– Vincent Intondi
Author, "African Americans Against the Bomb: Nuclear Weapons, Colonialism, and the Black Freedom Movement"
July 1, 2020
U.S. Joins Call for Limits on Lethal Autonomous Weapons


November 2022
By Daryl G. Kimball

In a joint statement on Oct. 22, a diverse, cross-regional group of UN member states led by Austria and including the United States expressed concern about “new technological applications, such as those related to autonomy in weapons systems.”

The Sea Hunter, an autonomous unmanned surface ship launched in 2016. (Photo courtesy of the U.S. Defense Advanced Research Projects Agency)The statement also emphasized “the necessity for human beings to exert appropriate control, judgment, and involvement...to ensure any use of force is in compliance with international law, particularly international humanitarian law, and that humans remain accountable for decisions on the use of force.” It was delivered by Alexander Kmentt, the Austrian director for disarmament, arms control, and nonproliferation, on behalf of 70 UN delegations.

Several major powers are developing and, in some cases, fielding various types of autonomous combat systems, including unmanned aerial vehicles, ground vehicles, surface vessels, and undersea vessels. Many of these weapons utilize artificial intelligence to improve capabilities to identify, track, and attack enemy targets.

The joint statement follows more than eight years of inconclusive discussions among the 125 states-parties to the Convention on Certain Conventional Weapons (CCW) on the subject of lethal autonomous weapons systems.

In CCW discussions, held in Geneva, many have called for binding agreements to limit or ban these weapons systems, while the states that are building autonomy into certain weapons systems, including Russia and the United States, have resisted calls for a binding agreement and instead advocated for a less restrictive “code of conduct.” The CCW operates by consensus.

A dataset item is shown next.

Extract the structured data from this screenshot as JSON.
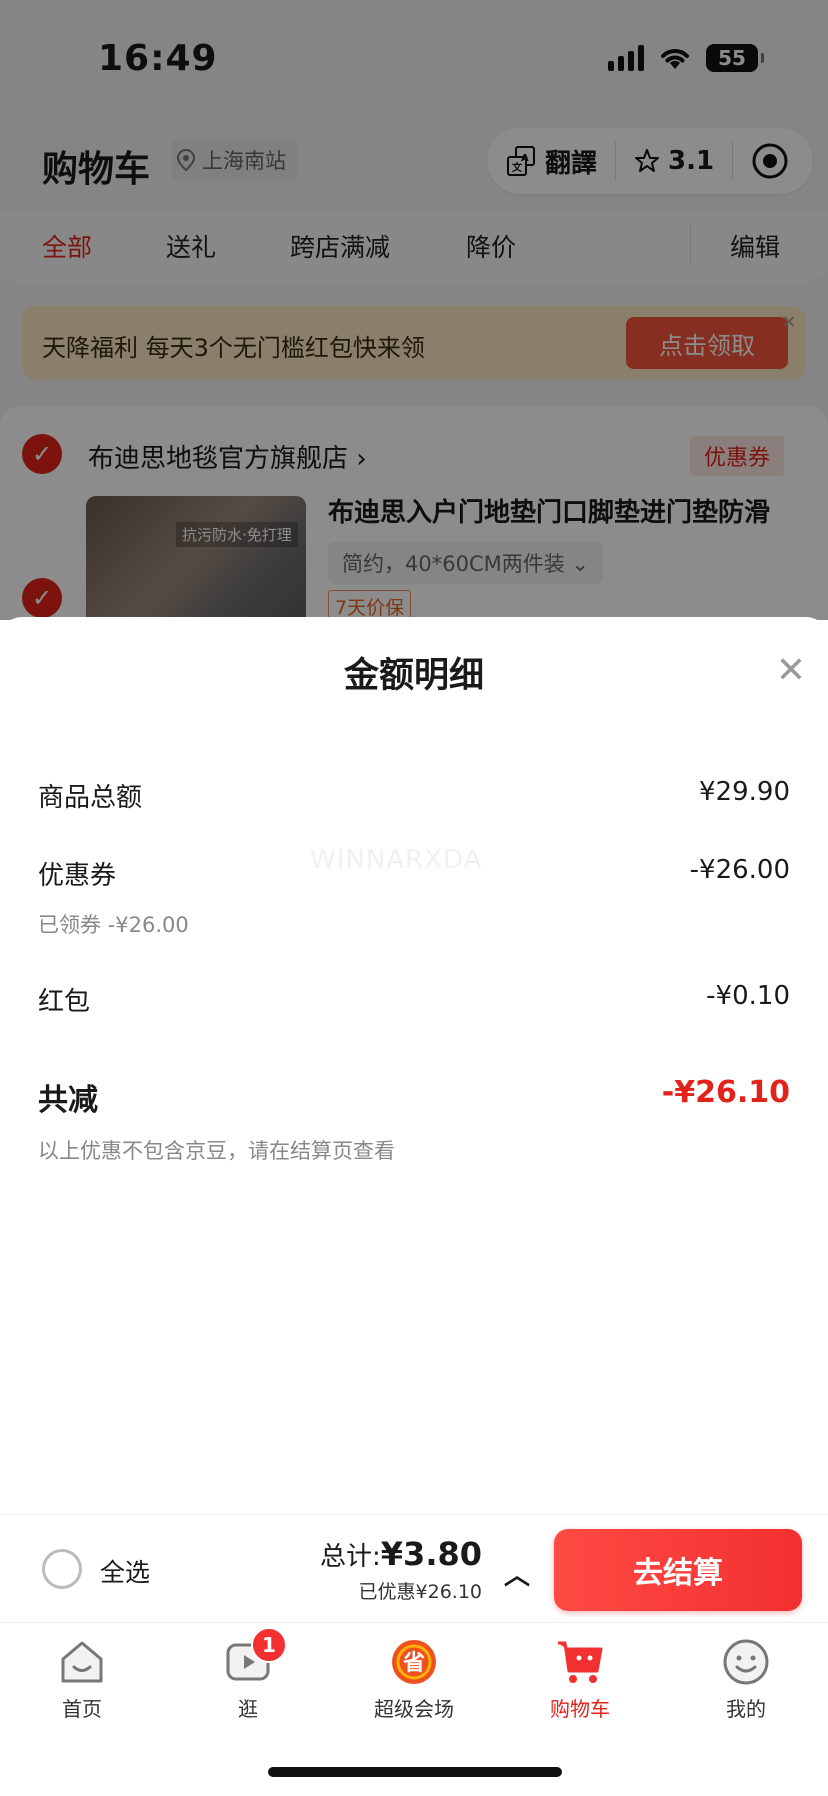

In their national statements delivered in October at the UN General Assembly First Committee, many of the signatories of the statement, including France, the United

Kingdom, and the United States, expressed support for the ongoing work of the CCW group of governmental experts on lethal autonomous weapons issues, which is chaired by Brazil. The Netherlands expressed the need for the experts group to produce “concrete results.”

The Oct. 21 joint statement indicates there is a growing concern among key states about the adverse impacts of lethal autonomous weapons systems and, as the statement suggests, growing support for action leading to the adoption of “appropriate rules and measures, such as principles, good practices, limitations and constraints,” including “through internationally agreed rules and limits.”